(Collected data entries)
=-=-=-=-=

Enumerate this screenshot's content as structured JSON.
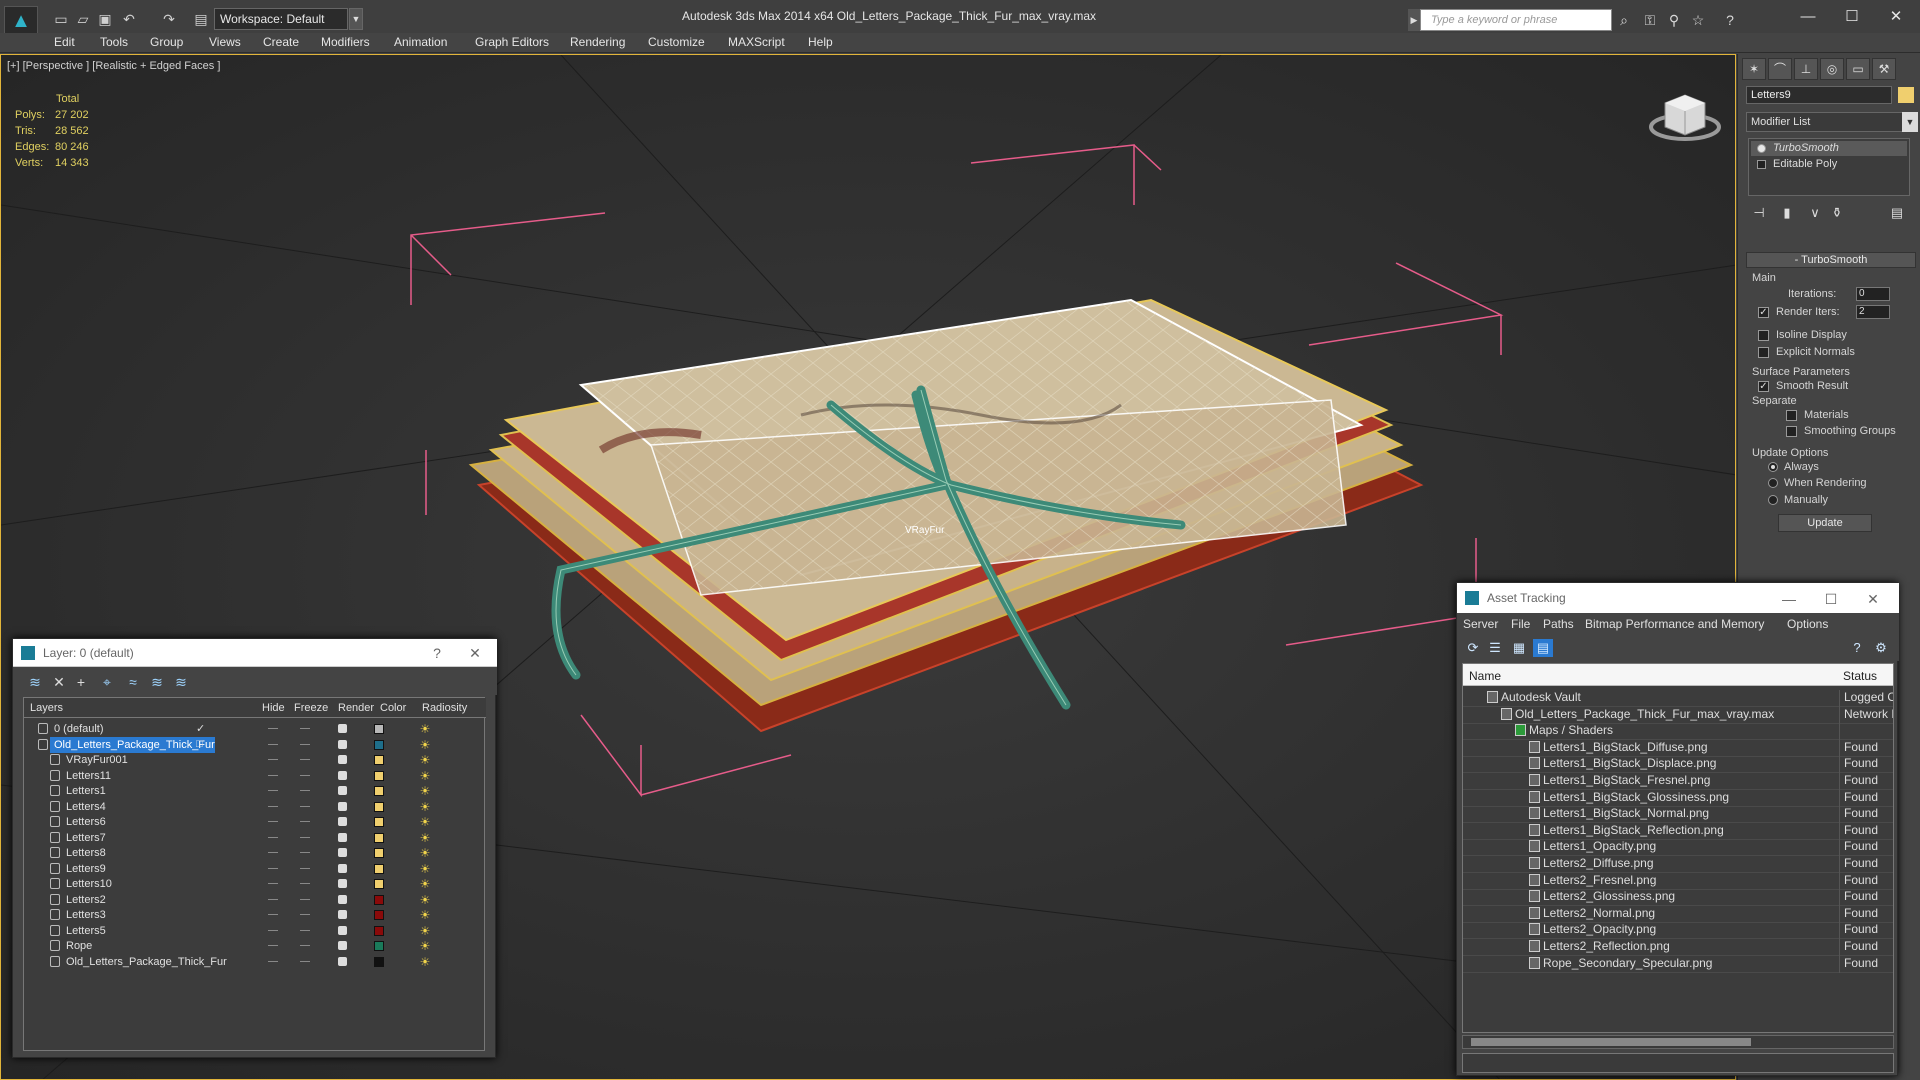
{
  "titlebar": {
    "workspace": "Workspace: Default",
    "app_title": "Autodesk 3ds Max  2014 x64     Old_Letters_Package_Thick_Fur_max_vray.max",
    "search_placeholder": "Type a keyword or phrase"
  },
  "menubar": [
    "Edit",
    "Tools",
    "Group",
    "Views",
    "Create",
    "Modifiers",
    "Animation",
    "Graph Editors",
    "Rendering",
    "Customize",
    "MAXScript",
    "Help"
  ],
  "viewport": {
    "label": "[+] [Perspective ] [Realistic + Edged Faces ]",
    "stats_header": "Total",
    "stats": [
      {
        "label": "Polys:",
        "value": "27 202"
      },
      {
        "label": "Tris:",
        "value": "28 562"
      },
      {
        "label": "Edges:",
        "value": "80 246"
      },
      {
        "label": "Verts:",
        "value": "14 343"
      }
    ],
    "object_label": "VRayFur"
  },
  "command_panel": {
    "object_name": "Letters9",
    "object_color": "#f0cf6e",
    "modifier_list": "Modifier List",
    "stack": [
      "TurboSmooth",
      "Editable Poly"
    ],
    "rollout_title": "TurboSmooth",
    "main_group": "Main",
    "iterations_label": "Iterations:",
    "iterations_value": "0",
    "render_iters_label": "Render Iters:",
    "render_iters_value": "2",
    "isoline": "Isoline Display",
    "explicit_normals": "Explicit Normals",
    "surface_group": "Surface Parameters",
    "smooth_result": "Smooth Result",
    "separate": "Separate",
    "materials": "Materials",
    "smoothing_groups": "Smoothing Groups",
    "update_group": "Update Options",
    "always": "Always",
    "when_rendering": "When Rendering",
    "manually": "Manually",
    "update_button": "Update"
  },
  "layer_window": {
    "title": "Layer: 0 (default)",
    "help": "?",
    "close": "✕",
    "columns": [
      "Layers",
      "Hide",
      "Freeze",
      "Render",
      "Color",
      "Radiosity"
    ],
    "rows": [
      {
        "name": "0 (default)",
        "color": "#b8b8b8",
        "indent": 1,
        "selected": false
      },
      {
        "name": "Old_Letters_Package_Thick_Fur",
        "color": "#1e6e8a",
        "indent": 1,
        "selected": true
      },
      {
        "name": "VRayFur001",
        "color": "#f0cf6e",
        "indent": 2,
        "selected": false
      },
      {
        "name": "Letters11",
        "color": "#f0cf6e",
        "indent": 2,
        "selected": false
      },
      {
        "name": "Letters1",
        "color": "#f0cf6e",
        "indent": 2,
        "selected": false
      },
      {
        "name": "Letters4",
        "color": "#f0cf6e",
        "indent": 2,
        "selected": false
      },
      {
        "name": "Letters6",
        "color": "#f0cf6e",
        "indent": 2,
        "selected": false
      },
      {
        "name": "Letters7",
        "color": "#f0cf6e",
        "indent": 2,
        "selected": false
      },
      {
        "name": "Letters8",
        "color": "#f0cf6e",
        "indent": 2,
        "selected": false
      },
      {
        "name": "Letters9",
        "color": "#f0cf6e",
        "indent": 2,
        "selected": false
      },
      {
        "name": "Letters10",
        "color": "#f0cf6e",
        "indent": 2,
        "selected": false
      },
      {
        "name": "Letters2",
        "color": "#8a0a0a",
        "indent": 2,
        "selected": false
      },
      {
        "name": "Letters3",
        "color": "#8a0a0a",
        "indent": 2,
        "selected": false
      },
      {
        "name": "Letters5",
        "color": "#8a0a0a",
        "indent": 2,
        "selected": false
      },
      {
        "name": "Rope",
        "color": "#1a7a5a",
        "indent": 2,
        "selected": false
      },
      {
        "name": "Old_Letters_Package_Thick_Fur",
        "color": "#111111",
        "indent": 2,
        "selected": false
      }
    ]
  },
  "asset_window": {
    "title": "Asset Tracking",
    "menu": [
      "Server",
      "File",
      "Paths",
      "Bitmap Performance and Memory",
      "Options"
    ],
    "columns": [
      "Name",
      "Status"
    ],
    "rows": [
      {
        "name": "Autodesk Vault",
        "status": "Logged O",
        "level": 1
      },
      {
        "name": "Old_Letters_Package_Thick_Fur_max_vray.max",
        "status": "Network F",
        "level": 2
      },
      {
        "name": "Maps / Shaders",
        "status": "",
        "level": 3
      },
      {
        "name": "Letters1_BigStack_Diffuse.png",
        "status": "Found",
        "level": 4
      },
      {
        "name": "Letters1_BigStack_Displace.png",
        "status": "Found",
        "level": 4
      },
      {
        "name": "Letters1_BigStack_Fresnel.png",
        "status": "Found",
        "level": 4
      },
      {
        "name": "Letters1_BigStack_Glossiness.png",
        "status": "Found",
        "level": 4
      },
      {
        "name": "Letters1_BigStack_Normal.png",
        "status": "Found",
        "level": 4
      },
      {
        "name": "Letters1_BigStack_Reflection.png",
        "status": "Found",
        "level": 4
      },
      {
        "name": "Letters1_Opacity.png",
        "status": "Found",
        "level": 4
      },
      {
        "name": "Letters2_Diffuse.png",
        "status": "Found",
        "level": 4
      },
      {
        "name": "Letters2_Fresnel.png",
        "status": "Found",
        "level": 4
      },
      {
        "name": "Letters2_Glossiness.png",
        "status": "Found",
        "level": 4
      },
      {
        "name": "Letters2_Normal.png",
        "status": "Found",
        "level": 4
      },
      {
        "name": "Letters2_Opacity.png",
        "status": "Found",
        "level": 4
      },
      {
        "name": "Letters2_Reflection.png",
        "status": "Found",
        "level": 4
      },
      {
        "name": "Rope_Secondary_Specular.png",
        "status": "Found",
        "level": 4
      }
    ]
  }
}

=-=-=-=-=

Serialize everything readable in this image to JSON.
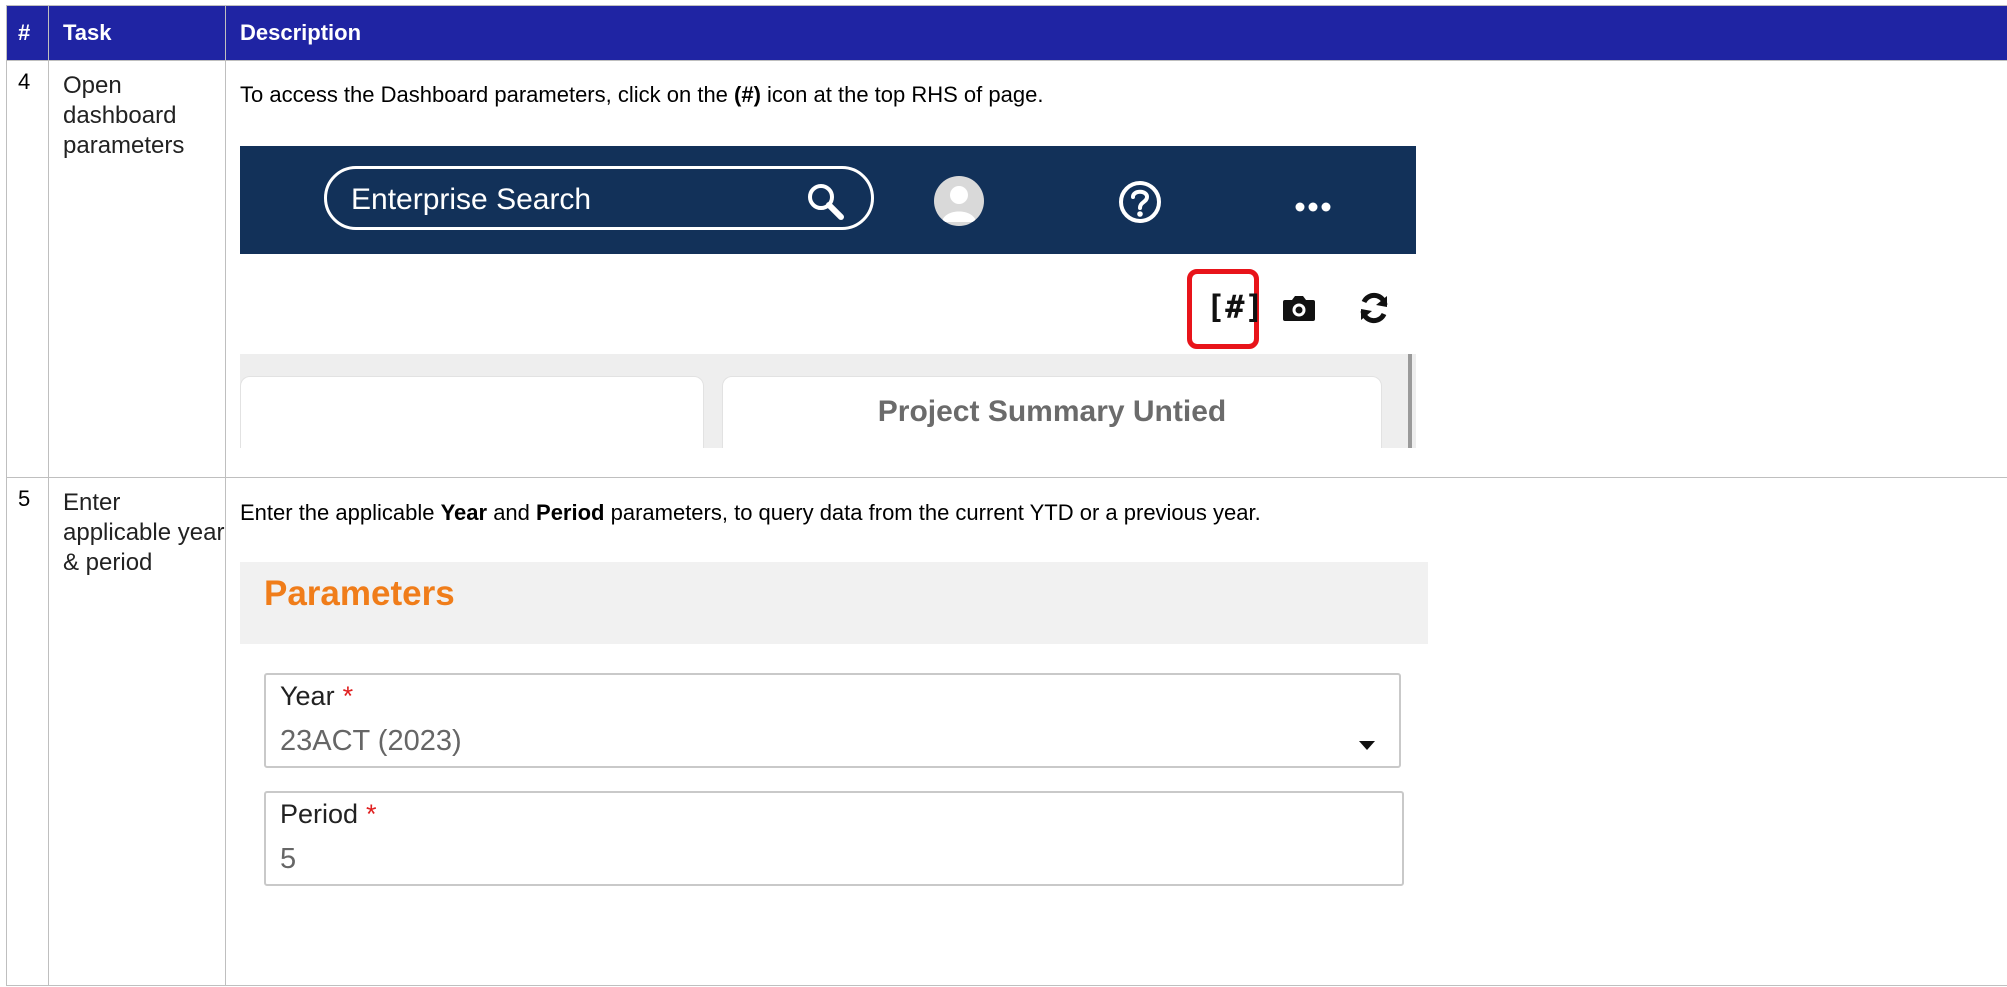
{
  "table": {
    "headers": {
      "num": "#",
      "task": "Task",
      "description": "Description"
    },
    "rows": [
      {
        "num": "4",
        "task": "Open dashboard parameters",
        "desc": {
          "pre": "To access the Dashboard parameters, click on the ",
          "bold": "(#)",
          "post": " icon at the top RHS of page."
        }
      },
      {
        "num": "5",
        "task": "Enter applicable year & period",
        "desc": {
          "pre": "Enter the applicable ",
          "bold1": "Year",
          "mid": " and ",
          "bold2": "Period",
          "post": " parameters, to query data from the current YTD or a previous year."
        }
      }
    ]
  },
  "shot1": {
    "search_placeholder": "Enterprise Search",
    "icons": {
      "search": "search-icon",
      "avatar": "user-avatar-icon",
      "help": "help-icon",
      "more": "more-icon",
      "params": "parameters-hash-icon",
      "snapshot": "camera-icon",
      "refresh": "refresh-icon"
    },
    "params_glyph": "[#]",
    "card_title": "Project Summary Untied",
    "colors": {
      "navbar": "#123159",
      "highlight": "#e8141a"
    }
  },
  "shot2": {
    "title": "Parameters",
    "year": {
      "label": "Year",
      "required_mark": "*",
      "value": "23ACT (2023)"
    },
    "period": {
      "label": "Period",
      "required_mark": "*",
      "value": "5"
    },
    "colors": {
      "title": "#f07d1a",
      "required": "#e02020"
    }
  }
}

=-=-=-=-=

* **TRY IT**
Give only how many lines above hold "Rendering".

* **WRITTEN REPLY**
2